Many times good interior design counts on a certain kind of sleight-of-hand: The very best job is the one you don't notice, because it doesn't call attention to itself.
Good lighting, in a home or business, is one of those things that's invisible - if it's done well. You only notice the lighting of a room if it's too bright or too dim, not if it's just right. Our goal in offering this series of articles on Lighting is to give you some concrete advice on how to light a room so effectively that no one notices whether you're using florescent or incandescent lights, track lighting or standing lamps. They'll notice only that the room feels comfortable, and that they want to come back again.
In the NYIAD Course in Interior Design, we take you through all the steps necessary for developing your eye — and your business — as a decorator. Here in our Lighting 101 series, we aim to give you a taste of the Course, even though, of course, we can't pack all the information and exercises into these short articles.
We started this series talking about terminology, and then we discussed, the function, mood, and harmony of lighting. We then gave you information about types of bulbs: incandescent, which provides a soft, flattering light, but tends to require frequent bulb replacement; fluorescent, which provides a much brighter, harsher light that's suitable for close task work, and which is less expensive, and halogen bulbs, which are smaller and best suited for track lighting.
Now, let's turn our attention to the more decorative bulbs. You can find decorative bulbs in different styles and colors — there's a decorative bulb for just about any taste or look you're after.
Most often, people think of decorative bulbs as being created for chandeliers, and indeed, this was probably the function for which decorative bulbs were first developed. Originally, of course, candles were the source of light for chandeliers, and yet the advent of electricity made it possible for us to retain the elegant, romantic look of a chandelier without the risk of burning down the house or having candle wax drip on the dinner guests.
Today, you can find a variety of decorative chandelier bulbs, including flame-shaped bulbs and even flame-shaped bulbs that flicker, mimicking the dancing light of a candle flame.
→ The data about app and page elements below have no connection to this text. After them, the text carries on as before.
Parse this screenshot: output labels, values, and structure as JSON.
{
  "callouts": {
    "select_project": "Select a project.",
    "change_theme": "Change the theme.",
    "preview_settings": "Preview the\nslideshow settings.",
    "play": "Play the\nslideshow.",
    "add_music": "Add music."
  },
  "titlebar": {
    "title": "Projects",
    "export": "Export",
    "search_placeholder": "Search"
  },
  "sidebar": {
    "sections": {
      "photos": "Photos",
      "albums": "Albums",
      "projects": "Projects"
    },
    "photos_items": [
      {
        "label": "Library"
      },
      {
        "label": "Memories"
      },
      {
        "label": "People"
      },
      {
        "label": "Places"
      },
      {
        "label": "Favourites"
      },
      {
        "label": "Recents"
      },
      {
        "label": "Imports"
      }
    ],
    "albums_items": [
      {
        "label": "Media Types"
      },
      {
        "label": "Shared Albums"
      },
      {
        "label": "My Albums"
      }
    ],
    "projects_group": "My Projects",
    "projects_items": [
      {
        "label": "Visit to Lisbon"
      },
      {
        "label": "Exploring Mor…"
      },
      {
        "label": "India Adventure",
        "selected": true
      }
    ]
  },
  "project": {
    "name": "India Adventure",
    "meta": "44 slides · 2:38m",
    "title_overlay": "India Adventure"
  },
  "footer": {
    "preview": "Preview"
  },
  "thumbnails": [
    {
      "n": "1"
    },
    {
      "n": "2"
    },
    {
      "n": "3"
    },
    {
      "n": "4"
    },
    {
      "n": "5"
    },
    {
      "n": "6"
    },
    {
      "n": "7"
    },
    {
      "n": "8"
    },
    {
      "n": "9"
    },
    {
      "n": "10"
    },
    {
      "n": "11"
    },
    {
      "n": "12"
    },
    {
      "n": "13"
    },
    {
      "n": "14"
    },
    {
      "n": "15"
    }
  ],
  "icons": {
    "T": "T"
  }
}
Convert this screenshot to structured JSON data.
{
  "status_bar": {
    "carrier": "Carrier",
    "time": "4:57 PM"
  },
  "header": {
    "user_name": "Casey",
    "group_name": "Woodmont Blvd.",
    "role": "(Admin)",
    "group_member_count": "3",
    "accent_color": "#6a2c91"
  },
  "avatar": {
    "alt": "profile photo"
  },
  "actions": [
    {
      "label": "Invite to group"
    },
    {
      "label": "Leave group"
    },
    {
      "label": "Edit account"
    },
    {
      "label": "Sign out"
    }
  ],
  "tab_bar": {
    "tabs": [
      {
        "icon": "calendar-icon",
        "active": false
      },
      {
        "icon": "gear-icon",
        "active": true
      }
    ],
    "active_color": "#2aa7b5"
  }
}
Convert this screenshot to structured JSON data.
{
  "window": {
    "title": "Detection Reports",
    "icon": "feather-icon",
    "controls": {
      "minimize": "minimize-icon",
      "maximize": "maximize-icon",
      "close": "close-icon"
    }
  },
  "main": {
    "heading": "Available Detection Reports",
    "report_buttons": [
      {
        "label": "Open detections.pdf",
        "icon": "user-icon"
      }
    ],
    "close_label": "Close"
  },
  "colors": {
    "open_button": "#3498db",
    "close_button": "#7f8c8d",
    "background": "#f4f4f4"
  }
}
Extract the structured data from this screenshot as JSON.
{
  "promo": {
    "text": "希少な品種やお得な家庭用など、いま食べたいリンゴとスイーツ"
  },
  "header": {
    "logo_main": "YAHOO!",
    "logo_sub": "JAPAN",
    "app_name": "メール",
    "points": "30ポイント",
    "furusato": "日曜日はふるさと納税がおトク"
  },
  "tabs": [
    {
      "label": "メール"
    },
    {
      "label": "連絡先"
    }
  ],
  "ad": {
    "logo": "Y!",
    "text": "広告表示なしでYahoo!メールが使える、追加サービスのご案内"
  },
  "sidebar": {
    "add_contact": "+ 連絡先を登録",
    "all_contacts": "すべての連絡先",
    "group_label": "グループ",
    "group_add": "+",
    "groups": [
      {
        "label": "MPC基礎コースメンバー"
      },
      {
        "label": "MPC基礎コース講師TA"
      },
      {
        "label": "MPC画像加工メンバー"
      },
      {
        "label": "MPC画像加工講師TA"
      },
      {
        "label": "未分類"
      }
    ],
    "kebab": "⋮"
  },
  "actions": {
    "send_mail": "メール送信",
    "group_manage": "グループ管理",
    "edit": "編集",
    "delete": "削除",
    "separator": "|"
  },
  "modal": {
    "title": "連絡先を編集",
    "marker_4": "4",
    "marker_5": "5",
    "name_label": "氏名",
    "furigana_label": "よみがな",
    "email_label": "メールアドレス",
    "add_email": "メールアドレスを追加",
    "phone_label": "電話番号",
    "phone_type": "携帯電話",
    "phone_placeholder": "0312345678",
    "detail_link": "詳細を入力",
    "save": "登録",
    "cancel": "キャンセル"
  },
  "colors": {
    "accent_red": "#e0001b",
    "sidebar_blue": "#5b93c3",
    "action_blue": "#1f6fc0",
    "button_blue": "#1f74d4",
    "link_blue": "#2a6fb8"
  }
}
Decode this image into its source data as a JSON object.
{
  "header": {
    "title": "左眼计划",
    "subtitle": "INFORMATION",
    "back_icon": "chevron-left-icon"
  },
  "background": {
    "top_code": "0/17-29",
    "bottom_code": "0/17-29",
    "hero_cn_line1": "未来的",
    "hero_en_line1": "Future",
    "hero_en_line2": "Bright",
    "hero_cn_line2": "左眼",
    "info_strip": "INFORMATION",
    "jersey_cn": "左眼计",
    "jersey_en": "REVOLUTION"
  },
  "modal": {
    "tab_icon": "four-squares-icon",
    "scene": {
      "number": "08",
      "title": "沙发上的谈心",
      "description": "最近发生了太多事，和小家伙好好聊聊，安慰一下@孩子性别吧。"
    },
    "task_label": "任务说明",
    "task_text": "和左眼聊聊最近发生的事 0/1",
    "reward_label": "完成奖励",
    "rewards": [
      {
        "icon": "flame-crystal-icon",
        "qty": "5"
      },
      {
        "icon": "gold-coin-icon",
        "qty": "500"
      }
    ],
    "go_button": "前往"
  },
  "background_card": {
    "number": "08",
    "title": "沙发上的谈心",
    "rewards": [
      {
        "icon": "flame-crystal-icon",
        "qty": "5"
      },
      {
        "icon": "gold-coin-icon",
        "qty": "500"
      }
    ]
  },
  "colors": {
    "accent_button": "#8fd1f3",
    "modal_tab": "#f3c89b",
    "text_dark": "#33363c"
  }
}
Even without a chandelier, you can make use of decorative bulbs. You can easily find, in a lighting store or hardware store, bulbs that are colored in red, blue, yellow and green. Replacing your regular bulbs with these in the lamps of the living or dining room will provide a festive flair that will set a party mood.
For creating a romantic mood, just replace the regular bulbs with bulbs that are softly colored a rosy-pink.
Remember, as in anything you do in decorating, make sure that the decorative bulbs you choose suit the mood and harmony of the room you're decorating.